There are lots of reasons why people don’t always share some of the
worst things in therapy—they aren’t ready yet, they aren’t sure if it’s REALLY
safe to trust, they are distracted by more pressing concerns. The thing I find the most surprising,
however, is when people tell me that they don’t want to tell me things out of a
sense of trying to protect me. This is
the great thing about perspective and having time—I don’t need protecting from
the horrific stuff. And so while I’m
touched that a patient is connected enough to think about whether or not their
story will pollute my brain, I feel like I need a t-shirt with “No, I GOT
this!” emblazoned on the front. Because
I love my job, because I have a full life, because I didn’t live what you’re
living and because I know I have time, you can’t really hurt me with what
you’re sharing.
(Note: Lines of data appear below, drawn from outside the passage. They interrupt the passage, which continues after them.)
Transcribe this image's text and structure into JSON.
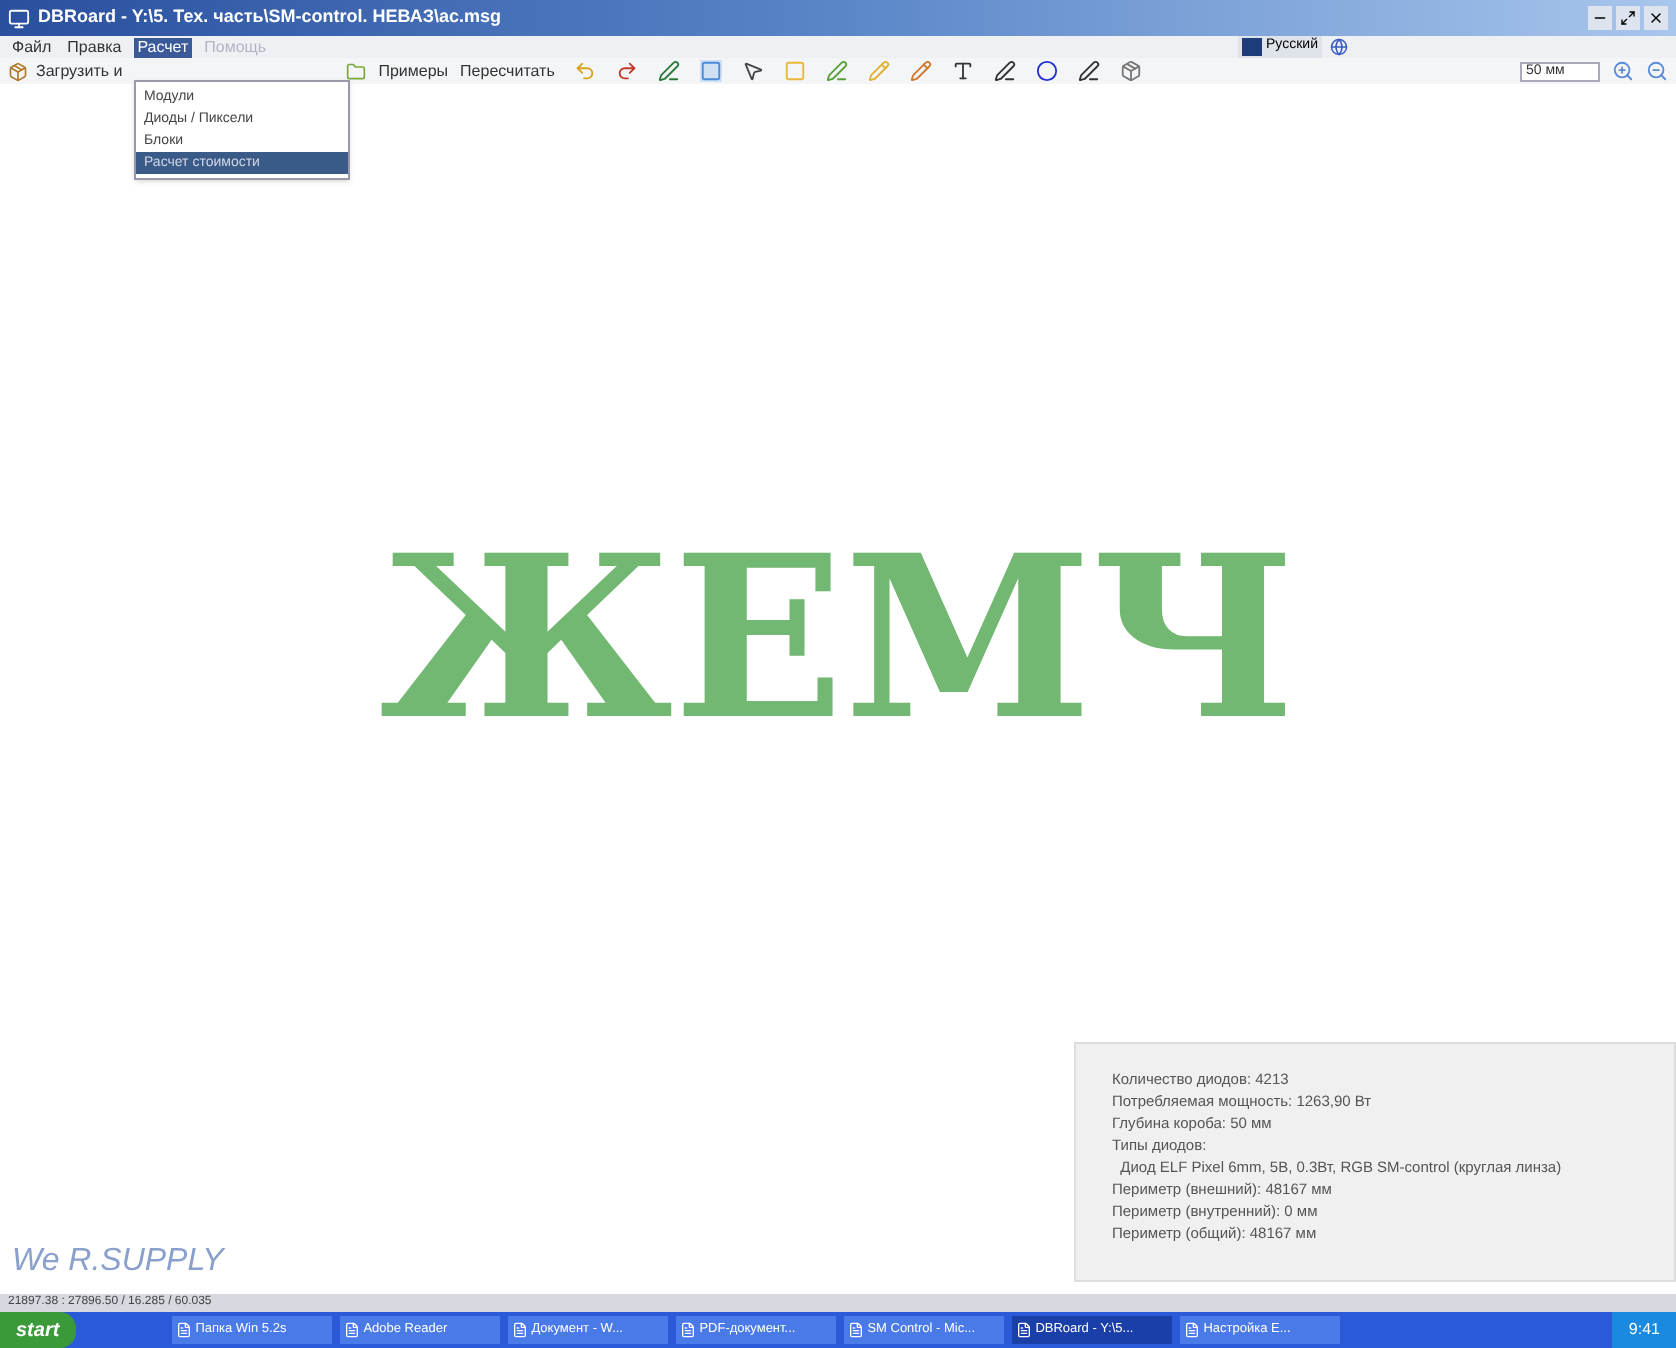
{
  "window": {
    "title": "DBRoard - Y:\\5. Тех. часть\\SM-control. НЕВАЗ\\ас.msg"
  },
  "menu": [
    {
      "label": "Файл",
      "selected": false,
      "disabled": false
    },
    {
      "label": "Правка",
      "selected": false,
      "disabled": false
    },
    {
      "label": "Расчет",
      "selected": true,
      "disabled": false
    },
    {
      "label": "Помощь",
      "selected": false,
      "disabled": true
    }
  ],
  "dropdown": [
    {
      "label": "Модули",
      "selected": false
    },
    {
      "label": "Диоды / Пиксели",
      "selected": false
    },
    {
      "label": "Блоки",
      "selected": false
    },
    {
      "label": "Расчет стоимости",
      "selected": true
    }
  ],
  "toolbar": {
    "load": "Загрузить и",
    "examples": "Примеры",
    "recalc": "Пересчитать",
    "size": "50 мм",
    "language": "Русский"
  },
  "canvas": {
    "text": "ЖЕМЧ"
  },
  "info": [
    "Количество диодов: 4213",
    "Потребляемая мощность: 1263,90 Вт",
    "Глубина короба: 50 мм",
    "Типы диодов:",
    "  Диод ELF Pixel 6mm, 5В, 0.3Вт, RGB SM-control (круглая линза)",
    "Периметр (внешний): 48167 мм",
    "Периметр (внутренний): 0 мм",
    "Периметр (общий): 48167 мм"
  ],
  "logo": "We R.SUPPLY",
  "status_bar": "21897.38 : 27896.50 / 16.285 / 60.035",
  "taskbar": {
    "start": "start",
    "items": [
      {
        "label": "Папка Win 5.2s",
        "selected": false
      },
      {
        "label": "Adobe Reader",
        "selected": false
      },
      {
        "label": "Документ - W...",
        "selected": false
      },
      {
        "label": "PDF-документ...",
        "selected": false
      },
      {
        "label": "SM Control - Mic...",
        "selected": false
      },
      {
        "label": "DBRoard - Y:\\5...",
        "selected": true
      },
      {
        "label": "Настройка Е...",
        "selected": false
      }
    ],
    "clock": "9:41"
  }
}
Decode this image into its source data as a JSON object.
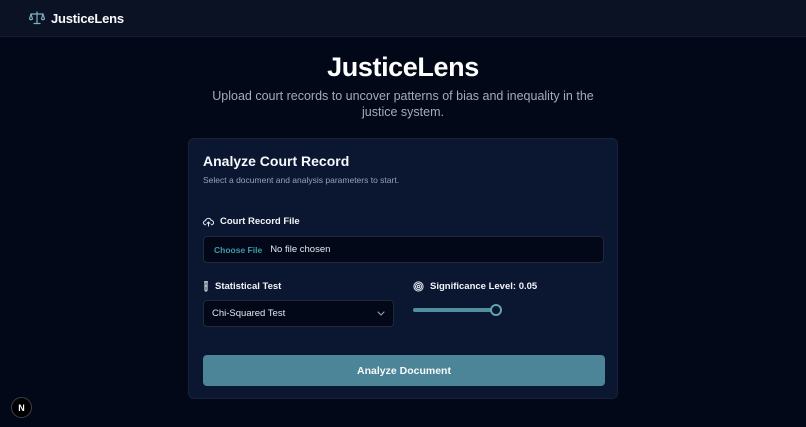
{
  "app": {
    "brand_name": "JusticeLens",
    "brand_icon": "scale-icon"
  },
  "hero": {
    "title": "JusticeLens",
    "subtitle": "Upload court records to uncover patterns of bias and inequality in the justice system."
  },
  "card": {
    "title": "Analyze Court Record",
    "description": "Select a document and analysis parameters to start.",
    "file_field": {
      "label": "Court Record File",
      "icon": "cloud-upload-icon",
      "button_label": "Choose File",
      "status": "No file chosen"
    },
    "test_field": {
      "label": "Statistical Test",
      "icon": "test-tube-icon",
      "selected": "Chi-Squared Test"
    },
    "significance_field": {
      "label": "Significance Level: 0.05",
      "icon": "target-icon",
      "slider_fraction": 0.96
    },
    "submit_label": "Analyze Document"
  },
  "badge": {
    "label": "N"
  },
  "colors": {
    "background": "#020817",
    "card": "#0b1630",
    "accent": "#4b8597",
    "link": "#3f9aa6"
  }
}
I don’t take it home
with me. I hold on to your stuff very
lovingly, and leave it where it belongs until you’re ready to take some of it
back—I leave it in my office. In my
office with my Freud doll and my emotional landscape art, and where we can look
at it together. I have a job where I get
to care for and about people, so I can hear and hold on to your very heavy
burdens because they are not weighing me down.
They don’t weigh the same on my shoulders as they do yours.
Obviously, saying all of this to someone who is casually asking, “How do
you do this all day?” is not realistic or even a reasonable use of our time. The answer I usually give, which is much less
elaborate but certainly still true is, “I absolutely love what I do. That makes it easier.”